National & Global Implications

“At the end of the day, [Learning to Give] is not just strictly an academic exercise; I think the Learning to Give model and programs does that in a very core way, has this huge multiplier effect. So, you get people early on to think about their giving and volunteer behaviors … It is in fact about training the mind and the heart and the behavior to think about others in a way that mass, mosque, synagogue does and parents may do and so on. But in a society that is more mobile (you don’t have grandparents and great grandparents in the same house anymore helping reinforce the ideals of a good life in a philosophical sense and in a spiritual sense), having teachers and educators and peers reinforcing those ideas through the Learning to Give type programs, I think is a great idea. I think that you all should be very proud of that perhaps more so than anything else, because I think that will have likely the biggest impact (even though it’s the hardest to measure).”

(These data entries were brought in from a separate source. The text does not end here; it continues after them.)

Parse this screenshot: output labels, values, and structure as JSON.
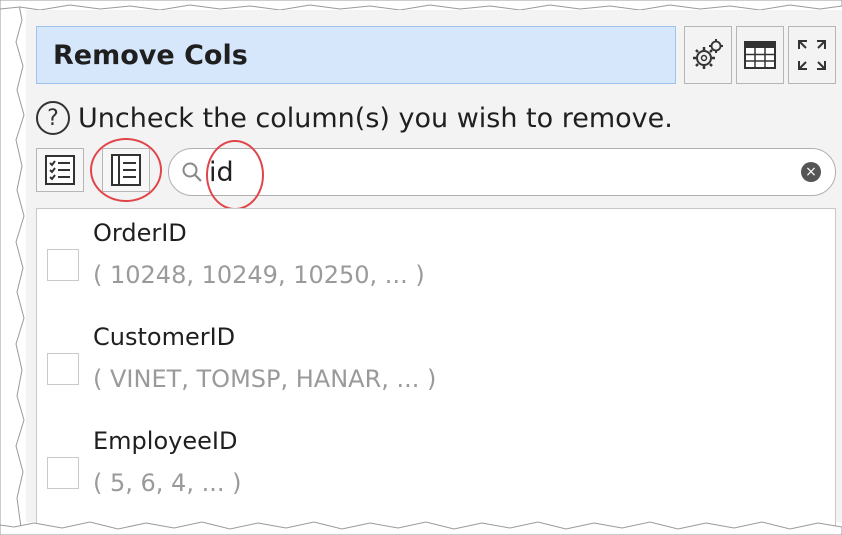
{
  "panel": {
    "title": "Remove Cols",
    "buttons": {
      "settings_icon": "gears-icon",
      "table_icon": "table-icon",
      "maximize_icon": "maximize-icon"
    }
  },
  "help": {
    "icon_glyph": "?",
    "text": "Uncheck the column(s) you wish to remove."
  },
  "toolbar": {
    "check_all_icon": "checklist-icon",
    "list_view_icon": "list-view-icon",
    "search_icon": "search-icon",
    "search_value": "id",
    "clear_glyph": "×"
  },
  "columns": [
    {
      "name": "OrderID",
      "sample": "( 10248, 10249, 10250, ... )",
      "checked": false
    },
    {
      "name": "CustomerID",
      "sample": "( VINET, TOMSP, HANAR, ... )",
      "checked": false
    },
    {
      "name": "EmployeeID",
      "sample": "( 5, 6, 4, ... )",
      "checked": false
    }
  ],
  "colors": {
    "title_bg": "#d6e7fb",
    "highlight": "#e0454a",
    "sample_text": "#9a9a9a"
  }
}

IU Lilly Family School of Philanthropy. Patrick Rooney. https://philanthropy.iupui.edu/people-directory/rooney-patrick.html


Rooney, P. M. (1999, Fall). A better methodology for analyzing the costs and benefits of fund raising at universities. Nonprofit Management and Leadership, 10(1), 39-56. https://doi.org/10.1002/nml.10104

This profile was last updated: 05/20/2020